    That looks pretty amazing! You continue to inspire me to attempt new possible flavour combos.

    I looked to your blog so much last year that I gave you a nod on my year end post
    http://backyardfarmsto.blogspot.com/2010/12/endings-and-beginnings.html

  • Shae @ H2H

    Josurin: I'm glad the pom champagne worked out for you. I'm still in love with that one, myself. It's almost time to move on to marmalades, but I don't know that I'm over my fascination with these easy jellies.

    SheGoes: Thank goodness you had the successes before the accident, so at least you knew it would work. What you did sounds just like something I would do. I hope you can save it. I would love to know what happens.

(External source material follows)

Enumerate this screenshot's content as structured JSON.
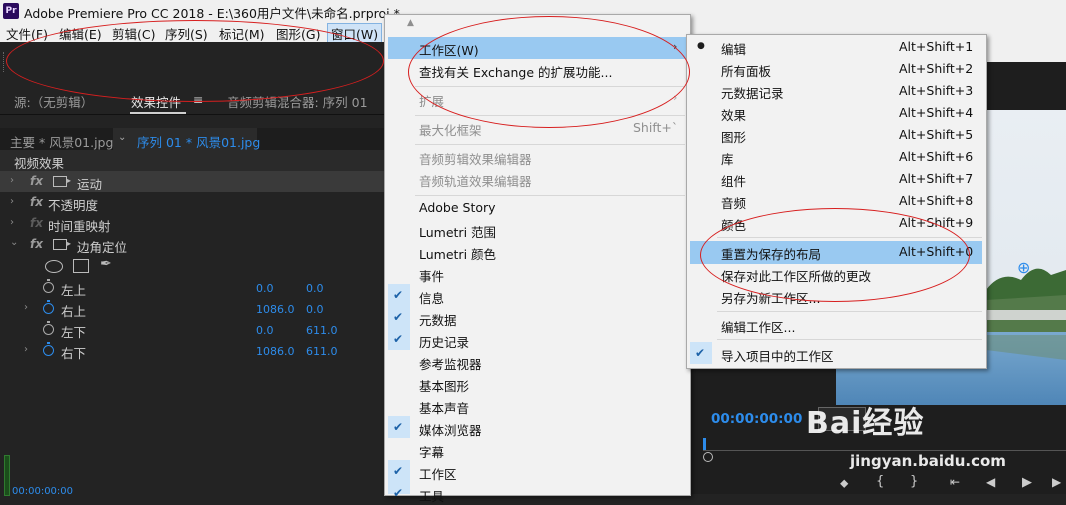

    Deb: I have been hearing a lot about Cara Cara Oranges and I am very curious. To start, I love the name! Your marmalade sounds fabulous. I made a grapefruit mimosa jam back in November (haven't posted it yet) and had a similar experience with the champagne. For me, it didn't have quite the same "pop" as the pom champagne jelly, but it turned out to have a very mellow white-winey undertone. I love it.

    CallieK: Thanks, you! I appreciate that post so much — and not just because it mentions H2H. I resonate with all the things you were up to this year and look forward to following along in 2011.

  • Julie

    This looks so yummy! I totally need to try this. How do you get your jar lids printed so nicely. Do your labels come that size and color?